START DATASET RECORDS

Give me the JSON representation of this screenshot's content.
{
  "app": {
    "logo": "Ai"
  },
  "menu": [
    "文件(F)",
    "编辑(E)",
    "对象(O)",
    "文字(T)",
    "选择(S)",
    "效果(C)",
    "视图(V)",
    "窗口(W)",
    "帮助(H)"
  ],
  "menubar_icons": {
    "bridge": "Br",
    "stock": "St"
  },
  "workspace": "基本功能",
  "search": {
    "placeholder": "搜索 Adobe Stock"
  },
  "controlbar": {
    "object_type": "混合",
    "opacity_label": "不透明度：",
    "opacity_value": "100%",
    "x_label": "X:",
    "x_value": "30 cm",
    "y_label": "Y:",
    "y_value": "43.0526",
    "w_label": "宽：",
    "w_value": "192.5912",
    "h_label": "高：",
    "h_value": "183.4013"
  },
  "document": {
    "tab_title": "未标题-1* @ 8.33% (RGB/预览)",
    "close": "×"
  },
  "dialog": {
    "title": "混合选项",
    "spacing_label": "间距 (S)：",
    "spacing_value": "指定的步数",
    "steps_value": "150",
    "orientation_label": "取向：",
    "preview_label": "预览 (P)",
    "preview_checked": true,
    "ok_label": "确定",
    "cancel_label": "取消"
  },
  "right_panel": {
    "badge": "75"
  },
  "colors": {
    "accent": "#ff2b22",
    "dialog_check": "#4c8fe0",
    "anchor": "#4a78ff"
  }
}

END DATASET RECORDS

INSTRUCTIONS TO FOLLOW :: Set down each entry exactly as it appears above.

ANSWER TO THE PROBLEM ::
Give me the JSON representation of this screenshot's content.
{
  "app": {
    "logo": "Ai"
  },
  "menu": [
    "文件(F)",
    "编辑(E)",
    "对象(O)",
    "文字(T)",
    "选择(S)",
    "效果(C)",
    "视图(V)",
    "窗口(W)",
    "帮助(H)"
  ],
  "menubar_icons": {
    "bridge": "Br",
    "stock": "St"
  },
  "workspace": "基本功能",
  "search": {
    "placeholder": "搜索 Adobe Stock"
  },
  "controlbar": {
    "object_type": "混合",
    "opacity_label": "不透明度：",
    "opacity_value": "100%",
    "x_label": "X:",
    "x_value": "30 cm",
    "y_label": "Y:",
    "y_value": "43.0526",
    "w_label": "宽：",
    "w_value": "192.5912",
    "h_label": "高：",
    "h_value": "183.4013"
  },
  "document": {
    "tab_title": "未标题-1* @ 8.33% (RGB/预览)",
    "close": "×"
  },
  "dialog": {
    "title": "混合选项",
    "spacing_label": "间距 (S)：",
    "spacing_value": "指定的步数",
    "steps_value": "150",
    "orientation_label": "取向：",
    "preview_label": "预览 (P)",
    "preview_checked": true,
    "ok_label": "确定",
    "cancel_label": "取消"
  },
  "right_panel": {
    "badge": "75"
  },
  "colors": {
    "accent": "#ff2b22",
    "dialog_check": "#4c8fe0",
    "anchor": "#4a78ff"
  }
}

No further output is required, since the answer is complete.